[[ EXERCISE DATA, beginning ]]

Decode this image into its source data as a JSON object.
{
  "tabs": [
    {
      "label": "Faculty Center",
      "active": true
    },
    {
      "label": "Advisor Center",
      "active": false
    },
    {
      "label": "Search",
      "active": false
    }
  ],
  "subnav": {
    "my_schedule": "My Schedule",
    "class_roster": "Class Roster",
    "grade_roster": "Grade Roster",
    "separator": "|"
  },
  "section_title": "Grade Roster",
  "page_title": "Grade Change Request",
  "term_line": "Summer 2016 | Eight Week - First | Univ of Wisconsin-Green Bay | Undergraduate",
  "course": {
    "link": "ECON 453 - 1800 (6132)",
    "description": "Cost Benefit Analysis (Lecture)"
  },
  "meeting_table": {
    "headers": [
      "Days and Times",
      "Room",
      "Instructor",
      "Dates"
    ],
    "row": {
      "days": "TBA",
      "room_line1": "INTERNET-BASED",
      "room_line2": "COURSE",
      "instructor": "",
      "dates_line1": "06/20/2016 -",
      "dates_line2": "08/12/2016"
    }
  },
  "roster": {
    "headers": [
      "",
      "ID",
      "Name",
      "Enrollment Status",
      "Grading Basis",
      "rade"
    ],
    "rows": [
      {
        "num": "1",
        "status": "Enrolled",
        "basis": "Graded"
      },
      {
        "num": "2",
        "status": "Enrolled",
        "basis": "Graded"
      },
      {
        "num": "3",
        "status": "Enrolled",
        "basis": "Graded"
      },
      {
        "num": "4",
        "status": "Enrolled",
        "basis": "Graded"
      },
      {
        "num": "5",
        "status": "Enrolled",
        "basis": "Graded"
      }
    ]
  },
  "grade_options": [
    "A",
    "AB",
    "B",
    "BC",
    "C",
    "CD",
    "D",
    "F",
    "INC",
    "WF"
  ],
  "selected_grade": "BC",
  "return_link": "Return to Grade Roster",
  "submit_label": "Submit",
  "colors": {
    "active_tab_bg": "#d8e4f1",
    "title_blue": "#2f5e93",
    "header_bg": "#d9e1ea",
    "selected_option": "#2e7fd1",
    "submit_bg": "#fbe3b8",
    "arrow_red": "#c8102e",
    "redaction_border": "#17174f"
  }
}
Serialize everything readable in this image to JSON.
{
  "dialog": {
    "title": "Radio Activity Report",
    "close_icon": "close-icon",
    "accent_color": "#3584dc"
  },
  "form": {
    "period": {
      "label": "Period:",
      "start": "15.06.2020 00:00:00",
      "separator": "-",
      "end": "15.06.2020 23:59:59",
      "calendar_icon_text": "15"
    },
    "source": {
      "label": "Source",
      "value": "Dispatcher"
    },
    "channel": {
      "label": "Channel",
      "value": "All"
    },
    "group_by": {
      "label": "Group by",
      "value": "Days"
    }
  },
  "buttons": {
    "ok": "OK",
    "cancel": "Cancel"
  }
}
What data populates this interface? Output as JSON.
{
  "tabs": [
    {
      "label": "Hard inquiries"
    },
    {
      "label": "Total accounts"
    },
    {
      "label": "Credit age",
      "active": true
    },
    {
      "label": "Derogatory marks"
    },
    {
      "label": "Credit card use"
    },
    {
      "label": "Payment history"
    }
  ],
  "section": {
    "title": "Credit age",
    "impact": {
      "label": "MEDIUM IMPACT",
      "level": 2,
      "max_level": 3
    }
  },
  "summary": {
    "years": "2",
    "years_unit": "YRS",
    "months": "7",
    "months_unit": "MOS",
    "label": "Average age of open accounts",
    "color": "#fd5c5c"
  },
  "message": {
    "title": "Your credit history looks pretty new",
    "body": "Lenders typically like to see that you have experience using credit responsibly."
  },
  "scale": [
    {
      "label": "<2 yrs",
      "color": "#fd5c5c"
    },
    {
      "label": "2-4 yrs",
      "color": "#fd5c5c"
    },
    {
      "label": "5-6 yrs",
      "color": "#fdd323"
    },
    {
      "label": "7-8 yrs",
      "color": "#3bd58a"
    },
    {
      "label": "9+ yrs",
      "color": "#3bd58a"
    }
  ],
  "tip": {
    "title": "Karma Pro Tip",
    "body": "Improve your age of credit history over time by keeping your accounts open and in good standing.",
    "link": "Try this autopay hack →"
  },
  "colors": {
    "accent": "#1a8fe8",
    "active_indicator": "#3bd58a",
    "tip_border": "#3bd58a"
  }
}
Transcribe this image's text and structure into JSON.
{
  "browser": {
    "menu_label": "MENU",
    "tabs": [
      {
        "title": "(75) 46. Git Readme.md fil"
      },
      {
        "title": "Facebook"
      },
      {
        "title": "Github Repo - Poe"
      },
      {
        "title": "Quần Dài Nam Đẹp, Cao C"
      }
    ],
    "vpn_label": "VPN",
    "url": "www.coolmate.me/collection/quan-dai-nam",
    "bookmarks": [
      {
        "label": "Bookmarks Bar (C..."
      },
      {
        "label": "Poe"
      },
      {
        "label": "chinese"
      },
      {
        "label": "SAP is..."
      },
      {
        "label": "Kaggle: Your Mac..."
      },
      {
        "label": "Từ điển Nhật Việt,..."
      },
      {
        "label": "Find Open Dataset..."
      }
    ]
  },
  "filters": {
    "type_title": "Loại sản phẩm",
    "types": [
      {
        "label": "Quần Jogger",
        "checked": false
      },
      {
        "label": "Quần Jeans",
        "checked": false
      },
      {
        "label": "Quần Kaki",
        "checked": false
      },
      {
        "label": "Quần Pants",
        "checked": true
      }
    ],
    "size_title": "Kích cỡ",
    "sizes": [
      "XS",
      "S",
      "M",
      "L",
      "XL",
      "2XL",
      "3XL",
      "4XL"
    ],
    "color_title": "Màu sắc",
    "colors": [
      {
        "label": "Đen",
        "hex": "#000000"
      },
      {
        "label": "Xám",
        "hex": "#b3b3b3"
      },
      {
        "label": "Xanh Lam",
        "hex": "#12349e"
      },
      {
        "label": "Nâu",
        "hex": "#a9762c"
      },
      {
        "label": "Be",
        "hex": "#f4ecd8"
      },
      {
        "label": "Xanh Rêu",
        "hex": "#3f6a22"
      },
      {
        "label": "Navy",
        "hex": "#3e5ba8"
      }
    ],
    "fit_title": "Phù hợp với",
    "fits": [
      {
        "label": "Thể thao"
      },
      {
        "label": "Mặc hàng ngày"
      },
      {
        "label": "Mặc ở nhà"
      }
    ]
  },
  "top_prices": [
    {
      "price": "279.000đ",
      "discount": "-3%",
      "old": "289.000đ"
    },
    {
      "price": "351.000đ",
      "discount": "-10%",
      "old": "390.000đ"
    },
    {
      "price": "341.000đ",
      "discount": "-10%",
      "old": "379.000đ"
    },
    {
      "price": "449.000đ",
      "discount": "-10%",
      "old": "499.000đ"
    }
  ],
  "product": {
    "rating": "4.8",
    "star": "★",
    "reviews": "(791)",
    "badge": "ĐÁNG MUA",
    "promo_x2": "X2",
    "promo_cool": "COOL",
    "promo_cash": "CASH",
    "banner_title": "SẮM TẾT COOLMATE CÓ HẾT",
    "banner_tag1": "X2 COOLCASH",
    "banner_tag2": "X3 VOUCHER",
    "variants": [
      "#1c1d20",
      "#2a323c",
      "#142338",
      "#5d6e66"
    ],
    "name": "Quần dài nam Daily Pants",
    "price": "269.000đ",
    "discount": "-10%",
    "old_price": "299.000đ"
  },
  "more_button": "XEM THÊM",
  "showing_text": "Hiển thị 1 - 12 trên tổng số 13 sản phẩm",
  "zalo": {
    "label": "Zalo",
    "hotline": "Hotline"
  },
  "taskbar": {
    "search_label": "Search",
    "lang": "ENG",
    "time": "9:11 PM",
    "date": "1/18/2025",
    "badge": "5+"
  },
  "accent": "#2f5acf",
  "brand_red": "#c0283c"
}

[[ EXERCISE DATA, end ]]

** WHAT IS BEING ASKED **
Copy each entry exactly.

** EXERCISE OUTPUT **
Decode this image into its source data as a JSON object.
{
  "tabs": [
    {
      "label": "Faculty Center",
      "active": true
    },
    {
      "label": "Advisor Center",
      "active": false
    },
    {
      "label": "Search",
      "active": false
    }
  ],
  "subnav": {
    "my_schedule": "My Schedule",
    "class_roster": "Class Roster",
    "grade_roster": "Grade Roster",
    "separator": "|"
  },
  "section_title": "Grade Roster",
  "page_title": "Grade Change Request",
  "term_line": "Summer 2016 | Eight Week - First | Univ of Wisconsin-Green Bay | Undergraduate",
  "course": {
    "link": "ECON 453 - 1800 (6132)",
    "description": "Cost Benefit Analysis (Lecture)"
  },
  "meeting_table": {
    "headers": [
      "Days and Times",
      "Room",
      "Instructor",
      "Dates"
    ],
    "row": {
      "days": "TBA",
      "room_line1": "INTERNET-BASED",
      "room_line2": "COURSE",
      "instructor": "",
      "dates_line1": "06/20/2016 -",
      "dates_line2": "08/12/2016"
    }
  },
  "roster": {
    "headers": [
      "",
      "ID",
      "Name",
      "Enrollment Status",
      "Grading Basis",
      "rade"
    ],
    "rows": [
      {
        "num": "1",
        "status": "Enrolled",
        "basis": "Graded"
      },
      {
        "num": "2",
        "status": "Enrolled",
        "basis": "Graded"
      },
      {
        "num": "3",
        "status": "Enrolled",
        "basis": "Graded"
      },
      {
        "num": "4",
        "status": "Enrolled",
        "basis": "Graded"
      },
      {
        "num": "5",
        "status": "Enrolled",
        "basis": "Graded"
      }
    ]
  },
  "grade_options": [
    "A",
    "AB",
    "B",
    "BC",
    "C",
    "CD",
    "D",
    "F",
    "INC",
    "WF"
  ],
  "selected_grade": "BC",
  "return_link": "Return to Grade Roster",
  "submit_label": "Submit",
  "colors": {
    "active_tab_bg": "#d8e4f1",
    "title_blue": "#2f5e93",
    "header_bg": "#d9e1ea",
    "selected_option": "#2e7fd1",
    "submit_bg": "#fbe3b8",
    "arrow_red": "#c8102e",
    "redaction_border": "#17174f"
  }
}
Serialize everything readable in this image to JSON.
{
  "dialog": {
    "title": "Radio Activity Report",
    "close_icon": "close-icon",
    "accent_color": "#3584dc"
  },
  "form": {
    "period": {
      "label": "Period:",
      "start": "15.06.2020 00:00:00",
      "separator": "-",
      "end": "15.06.2020 23:59:59",
      "calendar_icon_text": "15"
    },
    "source": {
      "label": "Source",
      "value": "Dispatcher"
    },
    "channel": {
      "label": "Channel",
      "value": "All"
    },
    "group_by": {
      "label": "Group by",
      "value": "Days"
    }
  },
  "buttons": {
    "ok": "OK",
    "cancel": "Cancel"
  }
}
What data populates this interface? Output as JSON.
{
  "tabs": [
    {
      "label": "Hard inquiries"
    },
    {
      "label": "Total accounts"
    },
    {
      "label": "Credit age",
      "active": true
    },
    {
      "label": "Derogatory marks"
    },
    {
      "label": "Credit card use"
    },
    {
      "label": "Payment history"
    }
  ],
  "section": {
    "title": "Credit age",
    "impact": {
      "label": "MEDIUM IMPACT",
      "level": 2,
      "max_level": 3
    }
  },
  "summary": {
    "years": "2",
    "years_unit": "YRS",
    "months": "7",
    "months_unit": "MOS",
    "label": "Average age of open accounts",
    "color": "#fd5c5c"
  },
  "message": {
    "title": "Your credit history looks pretty new",
    "body": "Lenders typically like to see that you have experience using credit responsibly."
  },
  "scale": [
    {
      "label": "<2 yrs",
      "color": "#fd5c5c"
    },
    {
      "label": "2-4 yrs",
      "color": "#fd5c5c"
    },
    {
      "label": "5-6 yrs",
      "color": "#fdd323"
    },
    {
      "label": "7-8 yrs",
      "color": "#3bd58a"
    },
    {
      "label": "9+ yrs",
      "color": "#3bd58a"
    }
  ],
  "tip": {
    "title": "Karma Pro Tip",
    "body": "Improve your age of credit history over time by keeping your accounts open and in good standing.",
    "link": "Try this autopay hack →"
  },
  "colors": {
    "accent": "#1a8fe8",
    "active_indicator": "#3bd58a",
    "tip_border": "#3bd58a"
  }
}
Transcribe this image's text and structure into JSON.
{
  "browser": {
    "menu_label": "MENU",
    "tabs": [
      {
        "title": "(75) 46. Git Readme.md fil"
      },
      {
        "title": "Facebook"
      },
      {
        "title": "Github Repo - Poe"
      },
      {
        "title": "Quần Dài Nam Đẹp, Cao C"
      }
    ],
    "vpn_label": "VPN",
    "url": "www.coolmate.me/collection/quan-dai-nam",
    "bookmarks": [
      {
        "label": "Bookmarks Bar (C..."
      },
      {
        "label": "Poe"
      },
      {
        "label": "chinese"
      },
      {
        "label": "SAP is..."
      },
      {
        "label": "Kaggle: Your Mac..."
      },
      {
        "label": "Từ điển Nhật Việt,..."
      },
      {
        "label": "Find Open Dataset..."
      }
    ]
  },
  "filters": {
    "type_title": "Loại sản phẩm",
    "types": [
      {
        "label": "Quần Jogger",
        "checked": false
      },
      {
        "label": "Quần Jeans",
        "checked": false
      },
      {
        "label": "Quần Kaki",
        "checked": false
      },
      {
        "label": "Quần Pants",
        "checked": true
      }
    ],
    "size_title": "Kích cỡ",
    "sizes": [
      "XS",
      "S",
      "M",
      "L",
      "XL",
      "2XL",
      "3XL",
      "4XL"
    ],
    "color_title": "Màu sắc",
    "colors": [
      {
        "label": "Đen",
        "hex": "#000000"
      },
      {
        "label": "Xám",
        "hex": "#b3b3b3"
      },
      {
        "label": "Xanh Lam",
        "hex": "#12349e"
      },
      {
        "label": "Nâu",
        "hex": "#a9762c"
      },
      {
        "label": "Be",
        "hex": "#f4ecd8"
      },
      {
        "label": "Xanh Rêu",
        "hex": "#3f6a22"
      },
      {
        "label": "Navy",
        "hex": "#3e5ba8"
      }
    ],
    "fit_title": "Phù hợp với",
    "fits": [
      {
        "label": "Thể thao"
      },
      {
        "label": "Mặc hàng ngày"
      },
      {
        "label": "Mặc ở nhà"
      }
    ]
  },
  "top_prices": [
    {
      "price": "279.000đ",
      "discount": "-3%",
      "old": "289.000đ"
    },
    {
      "price": "351.000đ",
      "discount": "-10%",
      "old": "390.000đ"
    },
    {
      "price": "341.000đ",
      "discount": "-10%",
      "old": "379.000đ"
    },
    {
      "price": "449.000đ",
      "discount": "-10%",
      "old": "499.000đ"
    }
  ],
  "product": {
    "rating": "4.8",
    "star": "★",
    "reviews": "(791)",
    "badge": "ĐÁNG MUA",
    "promo_x2": "X2",
    "promo_cool": "COOL",
    "promo_cash": "CASH",
    "banner_title": "SẮM TẾT COOLMATE CÓ HẾT",
    "banner_tag1": "X2 COOLCASH",
    "banner_tag2": "X3 VOUCHER",
    "variants": [
      "#1c1d20",
      "#2a323c",
      "#142338",
      "#5d6e66"
    ],
    "name": "Quần dài nam Daily Pants",
    "price": "269.000đ",
    "discount": "-10%",
    "old_price": "299.000đ"
  },
  "more_button": "XEM THÊM",
  "showing_text": "Hiển thị 1 - 12 trên tổng số 13 sản phẩm",
  "zalo": {
    "label": "Zalo",
    "hotline": "Hotline"
  },
  "taskbar": {
    "search_label": "Search",
    "lang": "ENG",
    "time": "9:11 PM",
    "date": "1/18/2025",
    "badge": "5+"
  },
  "accent": "#2f5acf",
  "brand_red": "#c0283c"
}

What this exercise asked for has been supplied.